Published January 1998. Facts and recommendations in this publication may no longer be valid. Please look for up-to-date information in the OSU Extension Catalog: http://extension.oregonstate.edu/catalog
Cover crop selection and management depend on many factors, among them the cover crop’s ability to accumulate dry matter (i.e., residues) and nitrogen (N). Dry matter provides energy for soil organisms, contributes to soil organic matter, improves tilth, and acts as a sink for nutrients.
Traditionally, M. chitwoodi is controlled with
chemical nematicides, many of which risk
suspension for use on potatoes due to health and
environmental concerns. It is essential to develop
and refine alternative strategies for controlling

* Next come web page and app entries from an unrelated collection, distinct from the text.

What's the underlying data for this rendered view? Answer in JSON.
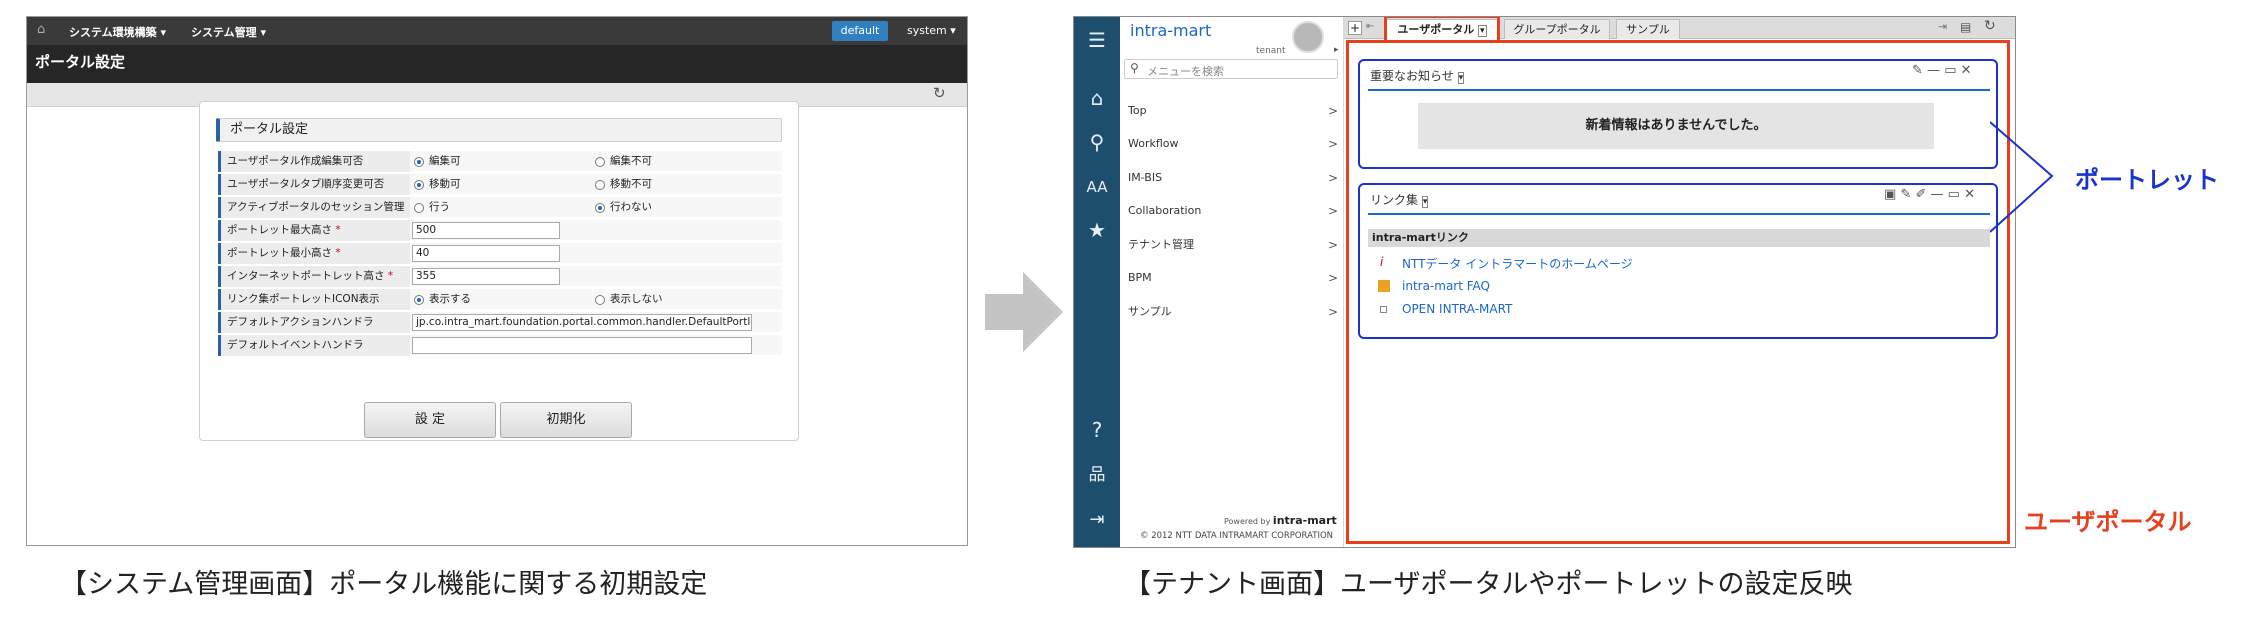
{
  "left": {
    "top_menu": [
      "システム環境構築",
      "システム管理"
    ],
    "theme_button": "default",
    "user_menu": "system",
    "page_title": "ポータル設定",
    "panel_title": "ポータル設定",
    "rows": [
      {
        "label": "ユーザポータル作成編集可否",
        "type": "radio",
        "options": [
          "編集可",
          "編集不可"
        ],
        "selected": 0
      },
      {
        "label": "ユーザポータルタブ順序変更可否",
        "type": "radio",
        "options": [
          "移動可",
          "移動不可"
        ],
        "selected": 0
      },
      {
        "label": "アクティブポータルのセッション管理",
        "type": "radio",
        "options": [
          "行う",
          "行わない"
        ],
        "selected": 1
      },
      {
        "label": "ポートレット最大高さ",
        "required": "*",
        "type": "text",
        "value": "500"
      },
      {
        "label": "ポートレット最小高さ",
        "required": "*",
        "type": "text",
        "value": "40"
      },
      {
        "label": "インターネットポートレット高さ",
        "required": "*",
        "type": "text",
        "value": "355"
      },
      {
        "label": "リンク集ポートレットICON表示",
        "type": "radio",
        "options": [
          "表示する",
          "表示しない"
        ],
        "selected": 0
      },
      {
        "label": "デフォルトアクションハンドラ",
        "type": "wide",
        "value": "jp.co.intra_mart.foundation.portal.common.handler.DefaultPortle"
      },
      {
        "label": "デフォルトイベントハンドラ",
        "type": "wide",
        "value": ""
      }
    ],
    "buttons": {
      "submit": "設 定",
      "reset": "初期化"
    }
  },
  "right": {
    "brand": "intra-mart",
    "tenant_label": "tenant",
    "search_placeholder": "メニューを検索",
    "menu_items": [
      "Top",
      "Workflow",
      "IM-BIS",
      "Collaboration",
      "テナント管理",
      "BPM",
      "サンプル"
    ],
    "powered_by": "Powered by",
    "powered_logo": "intra-mart",
    "copyright": "© 2012 NTT DATA INTRAMART CORPORATION",
    "tabs": [
      "ユーザポータル",
      "グループポータル",
      "サンプル"
    ],
    "portlet_news": {
      "title": "重要なお知らせ",
      "message": "新着情報はありませんでした。"
    },
    "portlet_links": {
      "title": "リンク集",
      "group": "intra-martリンク",
      "links": [
        "NTTデータ イントラマートのホームページ",
        "intra-mart FAQ",
        "OPEN INTRA-MART"
      ]
    },
    "callout_portlet": "ポートレット",
    "callout_user_portal": "ユーザポータル"
  },
  "captions": {
    "left": "【システム管理画面】ポータル機能に関する初期設定",
    "right": "【テナント画面】ユーザポータルやポートレットの設定反映"
  },
  "colors": {
    "accent_blue": "#1a33cc",
    "accent_red": "#e8401c",
    "sidebar": "#1e4e6e"
  }
}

Columbia root-knot nematode now, so that
productive and profitable potato acreage will not
be lost if...
Rapeseed is grown for its oil and
meal, and as a cover crop. Rapid fall
growth captures part of the available
soil nitrogen, which otherwise might
be lost to leaching, and provides
good ground cover over winter.
Subclovers are used for forage and
hay and have been used successfully
in Oregon as fall-planted and relay interplanted
cover crops in annual
rotations. They are capable of
accumulating substantial amounts of
N, a portion of which is available to
the following crop. Rapid growth
suppresses weeds in spring.
Sudangrass and sorghum sudangrass
crosses are used as warm season
cover crops, forage, and
silage. When used as a cover crop,
their fibrous roots and organic matter
contributions improve soil structure;
and their rapid, dense growth
Common vetch is a viny, succulent, annual legume attaining a height of 24 inches when planted alone. It grows taller when planted with a tall companion crop that provides structural support for climbing.